The State of Alaska is continuing its efforts to push educators in encouraging children to experiment with alternative genders including transitioning away from their biological sex.
Late last year the Alaska Department of Education and Early Development partnered with the Department of Health and Social Services to sponsor a conference that included instructing educators on how to assist students — elementary age and older — who wish to transition away from their biological sex and identify otherwise. The conference also urged teachers to keep this information from parents who may take issue with the school enabling their child’s gender experimentation.
In preparation for an upcoming conference this spring on preventing sexually transmitted diseases, the state is continuing its promotion of gender theory in issuing a call last month for presentations on topics such as “Sexual health promotion for LGBTQ individuals” and “LGBTQ inclusivity in the health care setting.”
A Jan. 5 email from Jenny Baker, Adolescent Health Project Coordinator for Alaska’s Division of Public Health, called for abstracts for the upcoming May 8-10 conference in Anchorage.
The conference website states that it will “Bring together public health and health care professionals and providers in the behavioral, medical, social services and education fields” to share the “newest information available on HIV/AIDS, Viral Hepatitis, STDs and related health issues.”
Baker was a featured speaker at the most recent Alaska School Health & Wellness Institute this past October, where she guided teachers and school nurses through ways to advance what she said many might consider to be “controversial” sex education in their school districts.
She told attendees that sexually transmitted infections are on the rise among Alaska’s youth but pregnancies are dropping. She credited the increased use of “birth control, like pills, IUD shot, patch, ring” as a possible reason for the decline in teen pregnancies. Abortion also plays a role, she said, while noting that more measures need to be taken.

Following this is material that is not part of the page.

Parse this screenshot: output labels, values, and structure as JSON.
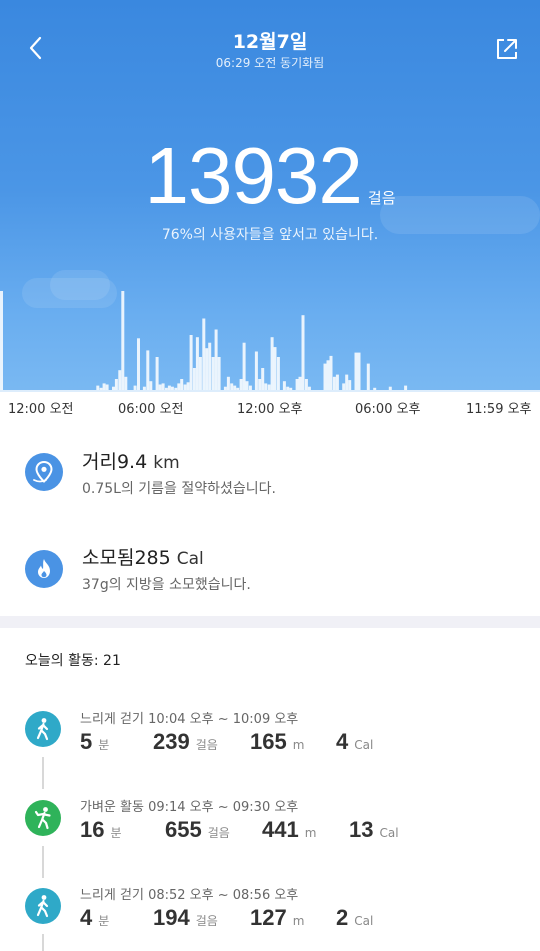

During the same workshop Baker acknowledged that “talking about sex education and talking about sex in general is controversial” and that some parents and school boards don’t support it. Nonetheless, she encouraged Alaska educators to push for “comprehensive” sex education that includes explicit instruction on the proper use of a condom, how to procure and utilize a wide range of contraceptives and how to understand and accept gender roles, gender identity and sexual orientation, among other topics. (For more from the author of “Alaska Continues to Push LGBT Agenda in Schools” please click HERE)